University of Exeter

Politics Department

Organised criminal activity in Europe, it is widely accepted, has grown enormously in the last decade. The last ten years have witnessed great changes in the political makeup of Europe: the collapse of Communism in 1989 and the deepening and widening of the European Union, through  the establishment of the Treaties, have all  been factors in the contribution to the growth of organised crime.


These factors have led to organised crime in Europe to become highly transnational in character, operating cross-border criminal activities with ease, constituting a problem that touches all societies throughout Europe. It has often been said that criminals might live in one country, commit their crimes in another and sell their illicit goods in another third country. Also, as will be discussed later, it has been suggested that organised criminal groups in one country are forging links with groups in other countries, and so extending their operations and broadening their markets. (Tupman, 1999).


Although organised crime is certainly not a new phenomena it has become, in recent years, increasingly more widespread and highly sophisticated, taking advantage of the advances in technology, particularly in the field of communications. It has also been quick to adapt and exploit the changing political and economic mechanisms within Europe. This is particularly the case with the transition economies of the CIS (Commonwealth of Independent States) in Eastern Europe. The dramatic changes that followed the overnight 'velvet revolution' in 1989 have been a mixed blessing and double edged sword, and the resultant political and economic turmoil has left many CIS countries extremely vulnerable to organised crime.
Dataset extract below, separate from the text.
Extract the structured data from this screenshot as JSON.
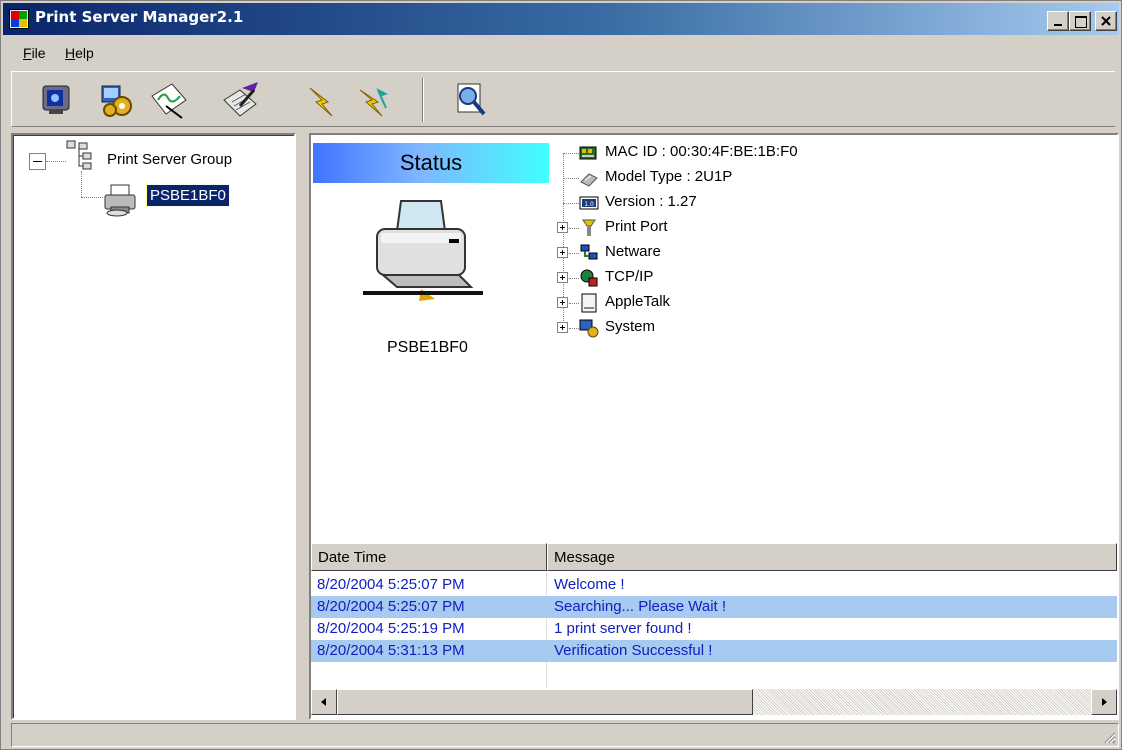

This website will seek to establish and define what organised crime is and who the organised criminals are. Do organised criminals match the preconceptions that we have, perhaps, gained from American gangster films, i.e. violent neurotics, who rely only on coercion and terror to further and protect their business interests? Or are they highly intelligent, educated and skilful entrepreneurs who are much more subtle in the way they conduct their operations?


It will also discuss the kinds of groups now operating in Europe and how they interact in order to make themselves more efficient at avoiding the security mechanisms in Europe. The areas that they operate in will also be discussed to show how diverse their 'business' operations are, giving some foundation to the analogy of organised crime being like an octopus, having a tentacle in every area and sphere of life.


What are both the EU and the Member States doing to combat the apparent threat of organised crime? What are the implications for European security and democracy? Some commentators have suggested that organised criminal groups represent such a big problem that they believe that there is some foundation to the concept of them being 'governments in waiting.' Although others believe the idea of organised crime as an uncontrollable monster about to engulf, undermine and ultimately destroy democracy in Europe is an exaggeration, and believe there is an agenda behind the 'talking up' of the problem.


All these issues, and others, will be explored in some depth within this Web site, and will lead to conclusions as to the possible extent and size of the organised crime problem in Europe, and the measures needed to be taken in order to contain it and limit its powers.

The Politics of Policing Transnational Crime in the European Union

POL 3030

Organised Crime in Europe

Organised Crime in Europe Homepage | Defining Organised Crime | Why has Organised Crime Increased? | Organised Criminal Activities | The EU's Response To Organised Crime Societal Implications & the Agenda? | Conclusion | Directory of Related Links | Bibliography